Perception of stress linked to heart attack risk


Perception of stress linked to heart attack risk

People who think that stress is affecting their health "a lot" are at a much higher risk of heart attack compared to those who do not think stress plays such a big role in their overall health.

The findings come from the UK's Whitehall II study, which has tracked several thousand civil servants in London for over two and a half decades. The study was published in the European Heart Journal.

The team found that the risk of heart attack doubled among those who believed stress affected their health "to an extreme extent".

It has already been established that stress can negatively impact human health. Researchers at The University of Western Ontario provided the first direct evidence using a biological marker, confirming that chronic stress can play a role in triggering heart attacks.

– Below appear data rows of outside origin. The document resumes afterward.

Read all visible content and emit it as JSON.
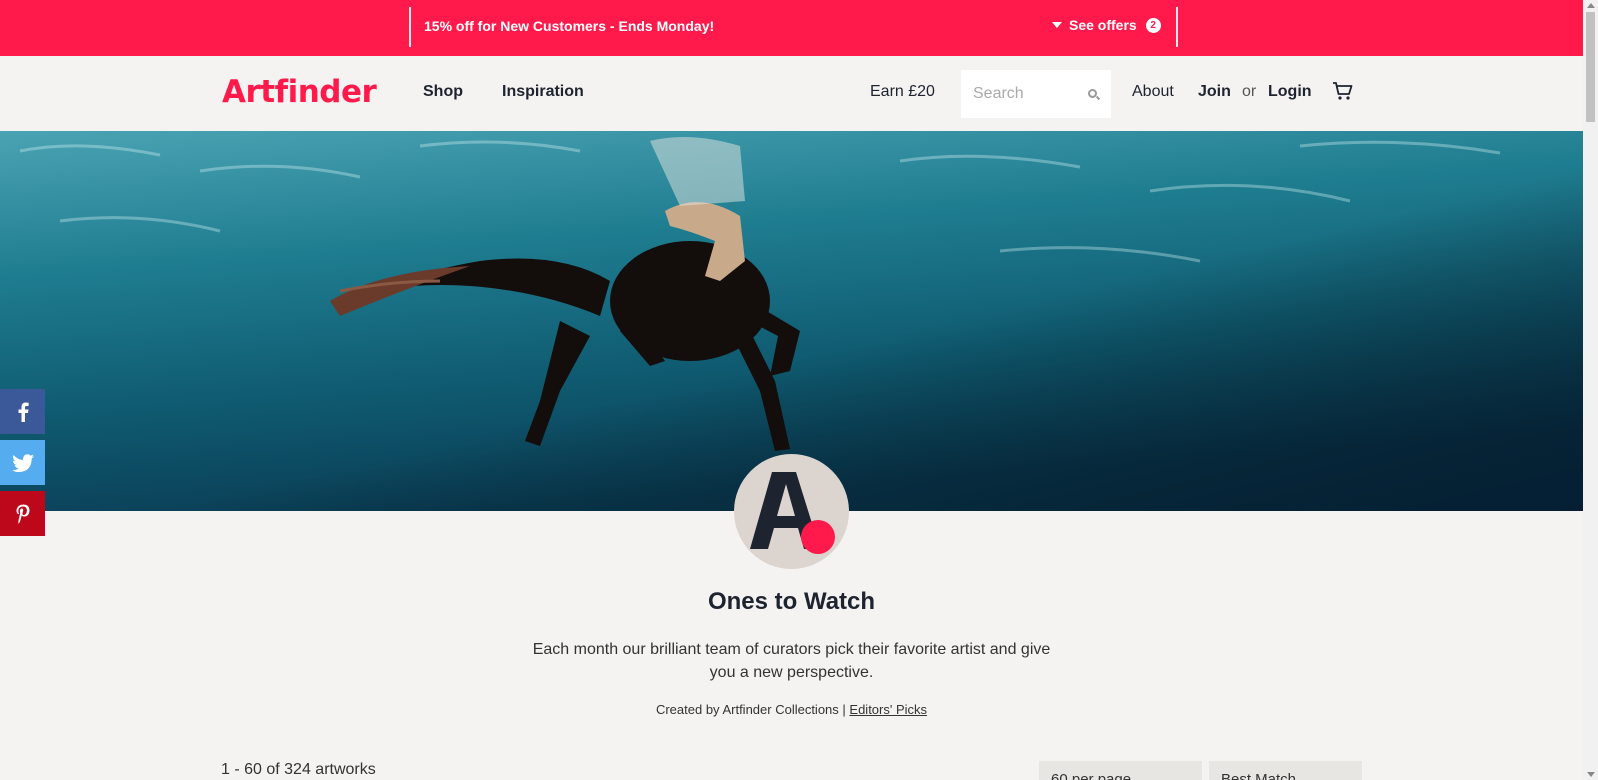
{
  "promo": {
    "text": "15% off for New Customers - Ends Monday!",
    "offers_label": "See offers",
    "offers_count": "2"
  },
  "header": {
    "logo": "Artfinder",
    "nav": [
      "Shop",
      "Inspiration"
    ],
    "earn": "Earn £20",
    "search_placeholder": "Search",
    "about": "About",
    "join": "Join",
    "or": "or",
    "login": "Login"
  },
  "collection": {
    "title": "Ones to Watch",
    "description": "Each month our brilliant team of curators pick their favorite artist and give you a new perspective.",
    "credit_prefix": "Created by Artfinder Collections |",
    "credit_link": "Editors' Picks"
  },
  "results": {
    "count": "1 - 60 of 324 artworks",
    "per_page": "60 per page",
    "sort": "Best Match"
  },
  "colors": {
    "brand": "#ff1a4b",
    "facebook": "#3b5998",
    "twitter": "#55acee",
    "pinterest": "#bd081c"
  },
  "icons": {
    "search": "search-icon",
    "cart": "cart-icon",
    "facebook": "facebook-icon",
    "twitter": "twitter-icon",
    "pinterest": "pinterest-icon",
    "caret": "caret-down-icon"
  }
}
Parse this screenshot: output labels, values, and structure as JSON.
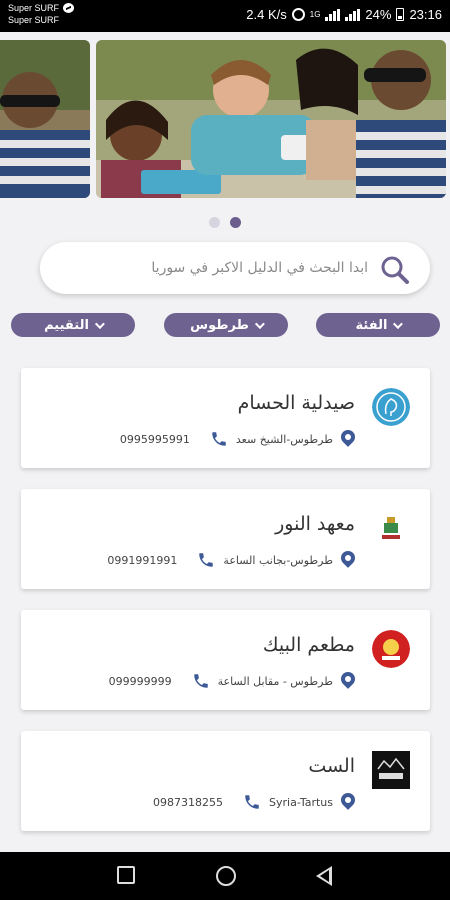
{
  "status_bar": {
    "notif_line1": "Super SURF",
    "notif_line2": "Super SURF",
    "speed": "2.4 K/s",
    "network": "1G",
    "battery": "24%",
    "time": "23:16"
  },
  "search": {
    "placeholder": "ابدا البحث في الدليل الاكبر في سوريا"
  },
  "filters": {
    "category": "الفئة",
    "city": "طرطوس",
    "rating": "التقييم"
  },
  "listings": [
    {
      "name": "صيدلية الحسام",
      "address": "طرطوس-الشيخ سعد",
      "phone": "0995995991",
      "logo": "pharmacy-logo"
    },
    {
      "name": "معهد النور",
      "address": "طرطوس-بجانب الساعة",
      "phone": "0991991991",
      "logo": "institute-logo"
    },
    {
      "name": "مطعم البيك",
      "address": "طرطوس - مقابل الساعة",
      "phone": "099999999",
      "logo": "restaurant-logo"
    },
    {
      "name": "الست",
      "address": "Syria-Tartus",
      "phone": "0987318255",
      "logo": "store-logo"
    }
  ],
  "colors": {
    "accent": "#6e6290",
    "icon_blue": "#3d5a96"
  },
  "pager": {
    "count": 2,
    "active": 2
  }
}
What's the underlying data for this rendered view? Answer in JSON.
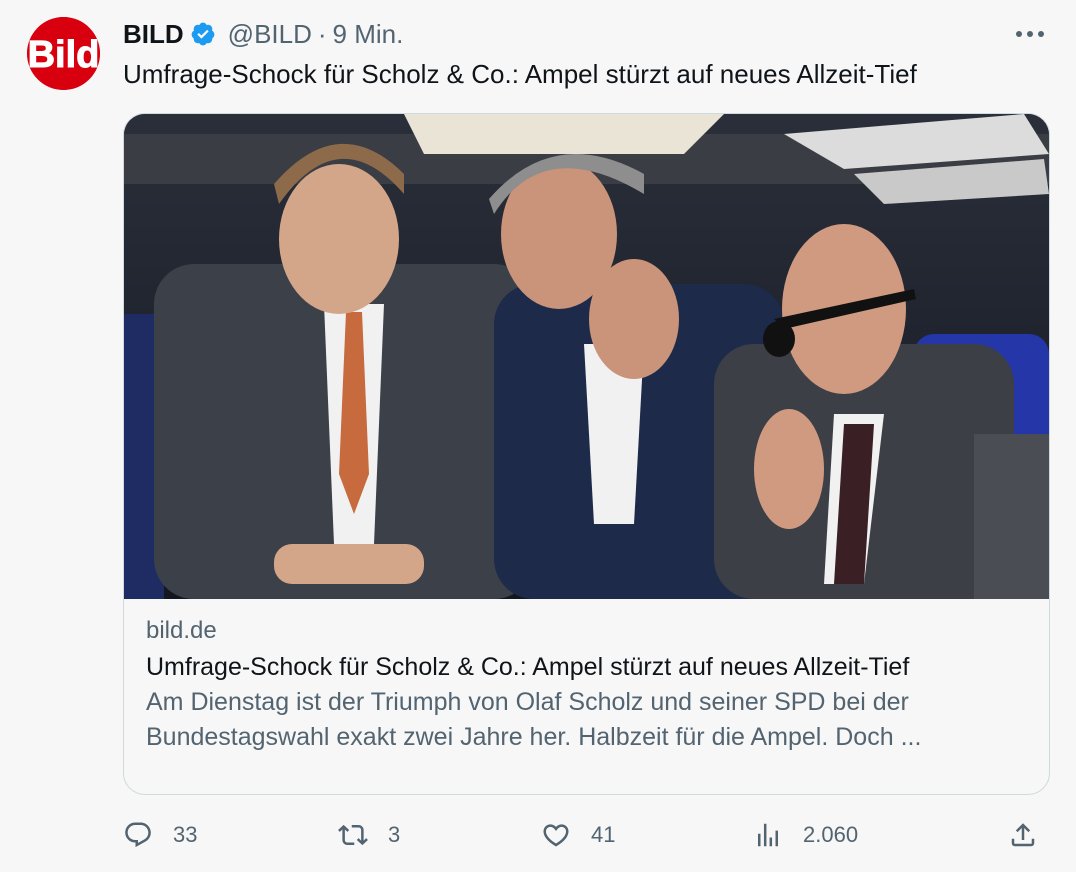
{
  "tweet": {
    "author_name": "BILD",
    "logo_text": "Bild",
    "handle": "@BILD",
    "separator": "·",
    "time": "9 Min.",
    "text": "Umfrage-Schock für Scholz & Co.: Ampel stürzt auf neues Allzeit-Tief",
    "more_label": "···"
  },
  "card": {
    "domain": "bild.de",
    "title": "Umfrage-Schock für Scholz & Co.: Ampel stürzt auf neues Allzeit-Tief",
    "description": "Am Dienstag ist der Triumph von Olaf Scholz und seiner SPD bei der Bundestagswahl exakt zwei Jahre her. Halbzeit für die Ampel. Doch ...",
    "image_icon": "news-photo"
  },
  "actions": {
    "replies": "33",
    "retweets": "3",
    "likes": "41",
    "views": "2.060"
  },
  "colors": {
    "brand_red": "#d8000f",
    "verified_blue": "#1d9bf0",
    "secondary_text": "#536471",
    "primary_text": "#0f1419",
    "border": "#cfd9de"
  }
}
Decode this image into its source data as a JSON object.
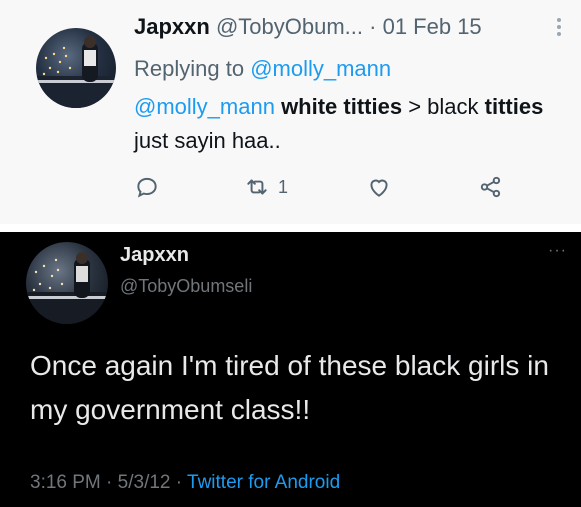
{
  "tweet_top": {
    "display_name": "Japxxn",
    "handle": "@TobyObum...",
    "separator": "·",
    "date": "01 Feb 15",
    "more_icon": "vertical-ellipsis-icon",
    "replying_prefix": "Replying to",
    "replying_to": "@molly_mann",
    "body": {
      "mention": "@molly_mann",
      "part1_bold": "white titties",
      "part2": " > black ",
      "part3_bold": "titties",
      "part4": " just sayin haa.."
    },
    "actions": {
      "reply_icon": "reply-icon",
      "retweet_icon": "retweet-icon",
      "retweet_count": "1",
      "like_icon": "heart-icon",
      "share_icon": "share-icon"
    }
  },
  "tweet_bottom": {
    "display_name": "Japxxn",
    "handle": "@TobyObumseli",
    "more": "···",
    "body": "Once again I'm tired of these black girls in my government class!!",
    "time": "3:16 PM",
    "sep1": " · ",
    "date": "5/3/12",
    "sep2": " · ",
    "source": "Twitter for Android"
  },
  "colors": {
    "link_blue": "#1d9bf0",
    "light_bg": "#f8f8f8",
    "dark_bg": "#000000"
  }
}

However, this is the first study ever to focus solely on how a person's perception of the negative effects of stress on their health actually leads to health complications.

Dr Hermann Nabi, the first author of the study and senior research associate at the Centre for Research in Epidemiology and Population Health at Inserm (Institut national de la santé et de la recherche médicale), Villejuif, France, said that "this current analysis allows us to take account of individual differences in response to stress."

A total of 7,268 people who were followed for 18 years were given questionnaires about the impact of stress on their health. There were 352 heart attacks during the 18 year follow-up period.

The researchers asked the participants whether they thought their health was affected by stress level. The participants were split into three different groups, depending on their answer:

  • No effect group - the respondents believed stress had no impact on their health
  • Slight effect group - the people believed stress had a slightly negative impact on their health
  • "A lot" or "extremely" group - here, the respondents said stress affected their health "extremely" or "a lot"
The participants were also asked questions concerning their eating habits, alcohol consumption, physical activity, and smoking status/habits. In addition, the research team gathered information about their blood pressure, BMI, ethnicity, socio-economic status, and age.

Using health records collected from the British National Health Service, the team found out how many participants had suffered from a heart attack by 2009.

The study revealed that the people who said they believed stress "extremely" affected their health at the beginning of the study period were much more likely to suffer from a heart attack than those who said stress "did not affect their health at all".

The researchers had made adjustments for biological, behavioral and other psychological risk factors.

According to Dr Nabi, the association observed between an individual's perception "of the impact of stress on their health and their risk of a heart attack was independent of biological factors, unhealthy behaviours and other psychological factors."

He added:"One of the important messages from our findings is that people's perceptions about the impact of stress on their health are likely to be correct."

Patients' subjective perceptions really do matter

People's perception of stress on their health should be included in future research, say the authors. When dealing with stress-related health issues, doctors should also bear in mind the patients' subjective perceptions.

Dr Nabi said the findings "show that responses to stress or abilities to cope with stress differ greatly between individuals, depending on the resources available to them, such as social support, social activities and previous experiences of stress. Concerning the management of stress, I think that the first step is to identify the stressors or sources of stress, for example job pressures, relationship problems or financial difficulties, and then look for solutions.

There are several ways to cope with stress, including relaxation techniques, physical activity, and even medications, particularly for severe cases. Finally, I think that the healthcare system has a role to play. The conclusion of a recent study conducted for the American Psychological Association tells us that health care systems are falling short on stress management, even though a significant proportion of people believe that the stress or pressure they experienced has an impact on their health."

The authors concluded that "although, stress, anxiety, and worry are thought to have increased in recent years, we found only participants (8%) who reported stress to have affected their health 'a lot or extremely' had an increased risk of CHD. In the future, randomized controlled trials are needed to determine whether disease risk can be reduced by increasing clinical attention to those who complain that stress greatly affects their health."

Heart disease deaths have decreased by more than half in Europe since the 1980s, according to another recent study also published in the European Heart Journal.

Stress is not the problem, but rather how we react to stressors

A team of experts from Pennsylvania State University reported in Annals of Behavioral Medicine that contrary to popular belief, stress is not the cause of health problems, it is how we react to stressors that matters.

Research leader, Professor David Almeida explained that how people react to a stressful situation today can predict their health problems a decade later, regardless of their present health and stressors.

Professor Almeida said "For example, if you have a lot of work to do today and you are really grumpy because of it, then you are more likely to suffer negative health consequences 10 years from now than someone who also has a lot of work to do today, but doesn't let it bother her."

Dr. Mary Ann McLaughlin on the Stress-Heart Disease Link (Video Medical And Professional 2020).

Section Issues On Medicine: Cardiology